Dataset rows for apps and sites:
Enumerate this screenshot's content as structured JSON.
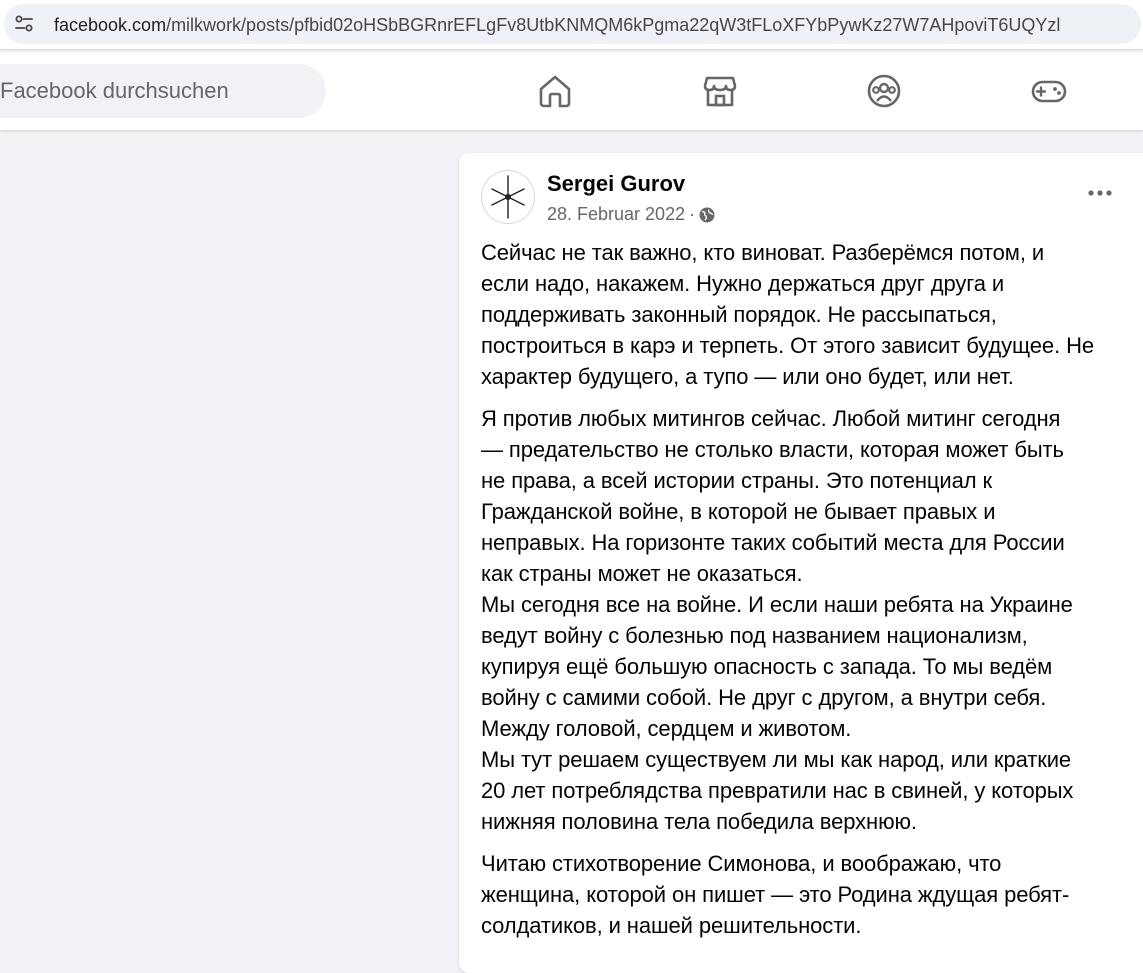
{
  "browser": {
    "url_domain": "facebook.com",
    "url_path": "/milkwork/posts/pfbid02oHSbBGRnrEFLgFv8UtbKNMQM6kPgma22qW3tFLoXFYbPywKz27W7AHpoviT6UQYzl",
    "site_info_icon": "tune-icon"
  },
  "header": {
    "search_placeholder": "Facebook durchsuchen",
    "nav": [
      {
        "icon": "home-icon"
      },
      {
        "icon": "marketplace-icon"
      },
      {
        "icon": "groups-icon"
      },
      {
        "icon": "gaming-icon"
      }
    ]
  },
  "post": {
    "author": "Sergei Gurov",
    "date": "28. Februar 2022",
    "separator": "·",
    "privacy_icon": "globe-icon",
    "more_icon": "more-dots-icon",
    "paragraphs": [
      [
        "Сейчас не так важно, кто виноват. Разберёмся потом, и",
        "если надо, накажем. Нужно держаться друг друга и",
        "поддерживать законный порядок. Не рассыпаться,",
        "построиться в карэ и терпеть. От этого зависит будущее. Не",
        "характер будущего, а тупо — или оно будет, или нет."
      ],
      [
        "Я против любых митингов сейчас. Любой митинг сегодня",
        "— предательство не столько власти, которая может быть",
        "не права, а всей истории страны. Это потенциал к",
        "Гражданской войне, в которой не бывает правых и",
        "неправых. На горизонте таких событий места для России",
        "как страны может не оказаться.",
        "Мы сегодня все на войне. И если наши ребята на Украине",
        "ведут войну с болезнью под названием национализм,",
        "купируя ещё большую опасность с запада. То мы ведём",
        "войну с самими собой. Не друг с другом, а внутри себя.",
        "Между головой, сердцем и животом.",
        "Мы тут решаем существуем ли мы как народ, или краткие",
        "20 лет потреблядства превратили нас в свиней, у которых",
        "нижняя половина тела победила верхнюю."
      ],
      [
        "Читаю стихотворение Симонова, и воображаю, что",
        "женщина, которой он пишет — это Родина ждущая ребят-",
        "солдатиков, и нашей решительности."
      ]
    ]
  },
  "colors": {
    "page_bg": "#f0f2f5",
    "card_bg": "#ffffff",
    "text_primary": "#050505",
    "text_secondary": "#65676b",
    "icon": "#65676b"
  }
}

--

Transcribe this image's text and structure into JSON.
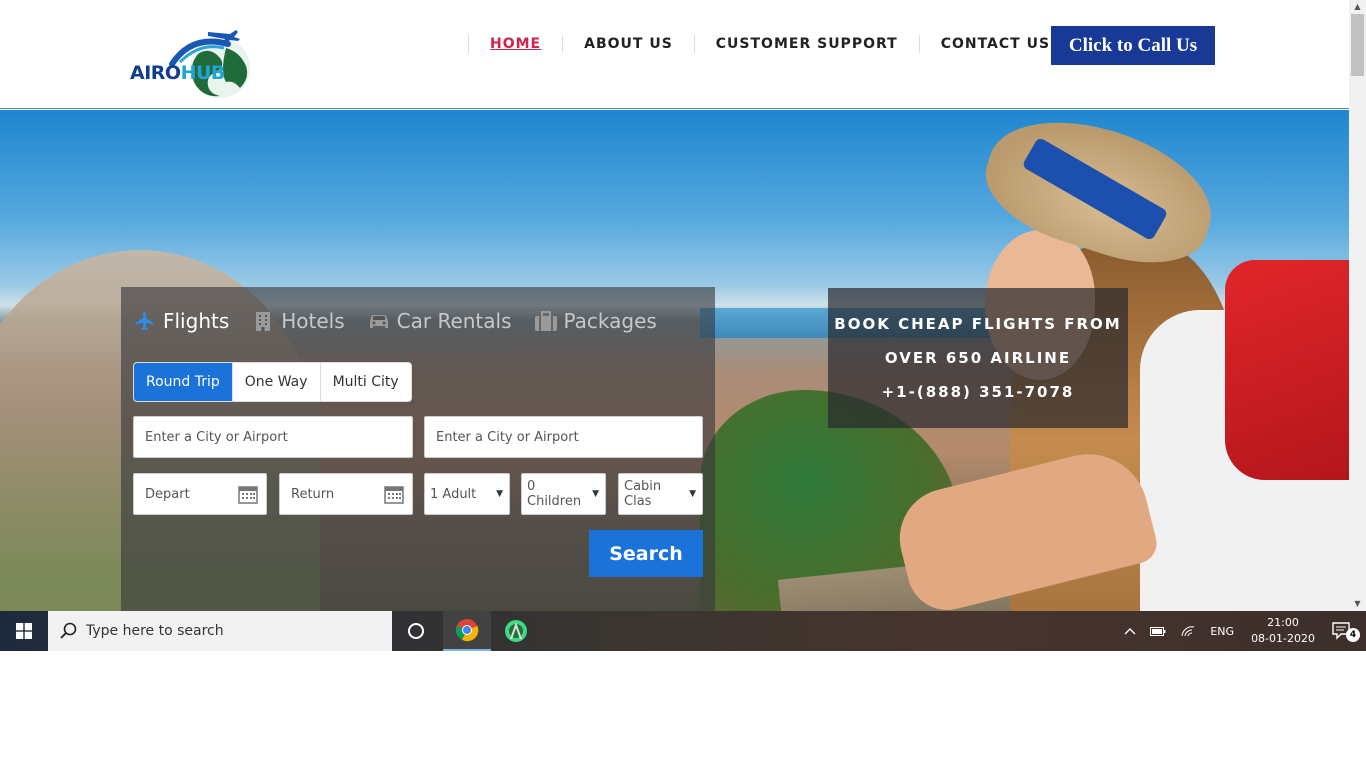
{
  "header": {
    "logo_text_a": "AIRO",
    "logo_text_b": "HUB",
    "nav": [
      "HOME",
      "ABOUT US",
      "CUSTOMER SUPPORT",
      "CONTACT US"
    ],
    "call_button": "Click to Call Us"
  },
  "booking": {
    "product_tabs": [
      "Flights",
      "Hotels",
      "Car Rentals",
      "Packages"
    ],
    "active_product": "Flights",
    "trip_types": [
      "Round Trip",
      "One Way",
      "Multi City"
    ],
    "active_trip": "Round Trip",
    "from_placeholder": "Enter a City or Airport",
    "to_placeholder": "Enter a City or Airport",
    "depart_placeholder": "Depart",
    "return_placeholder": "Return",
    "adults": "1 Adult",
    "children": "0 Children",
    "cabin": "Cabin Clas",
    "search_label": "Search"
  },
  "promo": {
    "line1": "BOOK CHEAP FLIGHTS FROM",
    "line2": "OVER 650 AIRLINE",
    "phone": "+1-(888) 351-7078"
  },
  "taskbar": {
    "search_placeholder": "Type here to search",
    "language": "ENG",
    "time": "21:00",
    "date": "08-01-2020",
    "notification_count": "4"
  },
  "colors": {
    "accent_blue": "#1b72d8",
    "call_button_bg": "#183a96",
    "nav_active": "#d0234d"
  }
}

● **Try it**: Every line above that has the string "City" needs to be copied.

● **Result for this exercise**:
      "Multi City"
    "from_placeholder": "Enter a City or Airport",
    "to_placeholder": "Enter a City or Airport",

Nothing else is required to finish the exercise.